The stronger the forces between particles, the higher the melting and boiling points (or vice versa)
What do the following state symbols represent?
Why do ionic compounds have high melting and boiling points?
Because a lot of energy is needed to break the many strong bonds.
Why do molten or aqueous solutions of ionic compounds conduct electricity?
Ions are free to move so charge can flow
Why do small molecules usually have relatively low melting and boiling points?
- They have weak forces between molecules (intermolecular forces)
- It is the intermolecular forces that are overcome, not the covalent bonds, when the substance boils.
What happens to the size of intermolecular forces as the size of molecules increase?
The size of intermolecular forces increase (hence higher melting and boiling points for larger molecules)
Can molecules conduct electricity?

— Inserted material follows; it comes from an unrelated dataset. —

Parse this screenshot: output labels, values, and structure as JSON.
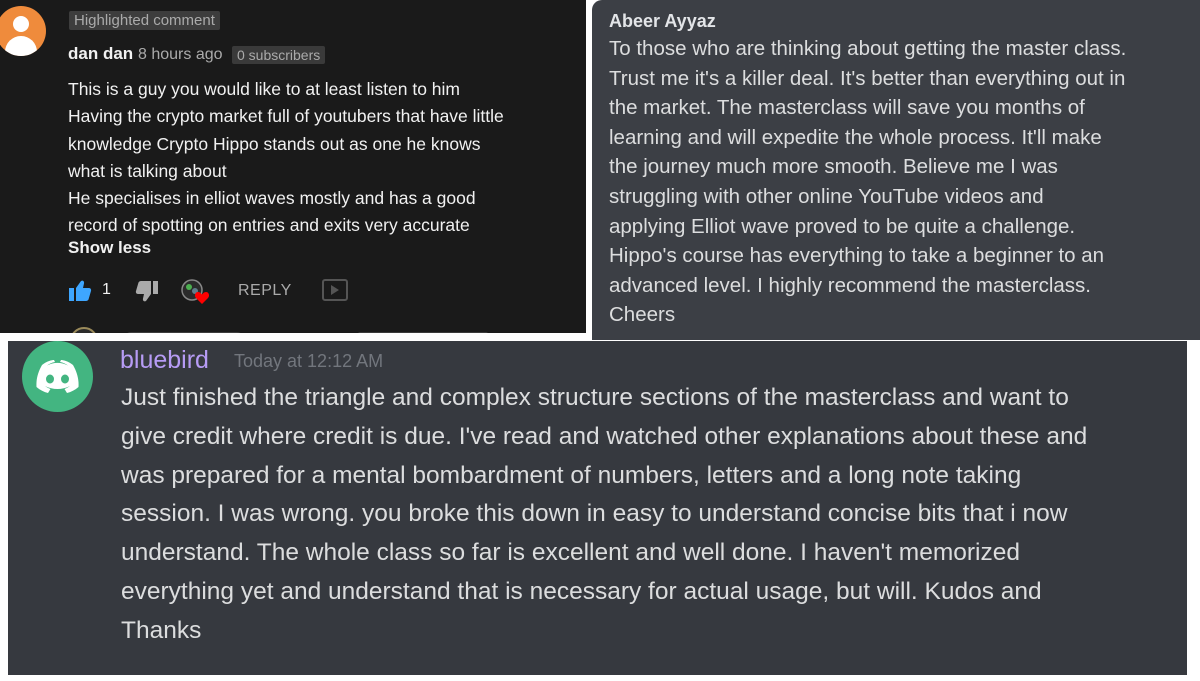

Give a reason for your answer.
No, because they have no overall electric charge.
What state are most polymers at room temperature? Why?
- Because they are large molecules, with strong intermolecular forces, hence relatively high melting and boiling points (compared with small molecules).
What bonds must be overcome in order to melt or boil giant covalent structures?
The strong covalent bonds between the atoms
Name the structures represented by the diagrams below:
c) silicon dioxide (silica)
Diamond and graphite are made out of a single element. Name this element.
Do metals have high or low melting points and boiling points?
High melting and boiling points
Describe how the arrangement of atoms makes pure metals soft.
- Atoms arranged in layers
- Layers slide easily over each other
Describe how the arrangement of atoms in an alloy makes alloys harder than pure metal.
- Different sized atoms
- Layers distorted
- Atoms can’t easily slide over each other
Why are metals good conductors of heat and electricity?
They have delocalised electrons that can carry the charge (in terms of conducting electricity) or transfer energy (in terms of conducting heat)
Describe the structure and bonding of Diamond.
- Giant Covalent Structure
- Each carbon forms four covalent bonds with other carbon atoms
Describe the properties of Diamond
- Very high melting point
- Doesn’t conduct electricity
Describe the structure and bonding of Graphite.
- Giant covalent structure
- Each carbon forms three covalent bonds with other carbon atoms
- Forms layers of hexagonal rings
- No covalent bonds between layers
- One electron from each carbon atom is delocalised
Q. What is graphene?
Q. Name two uses of graphene.
- A single layer of graphite
- Used in electronics and composites
Q. What is the chemical formula of Buckminsterfullerene?
Q. What element are all fullerenes made from?
Q. Describe the structure of fullerenes.
- Mostly hexagonal rings of carbon (will also have rings with 5 or 7 carbon atoms). Can be spherical or cylindrical in shape.
What are cylindrical fullerenes called and why are they useful?
- They have a high length to diameter ratio making them useful for nanotechnology, electronics and materials.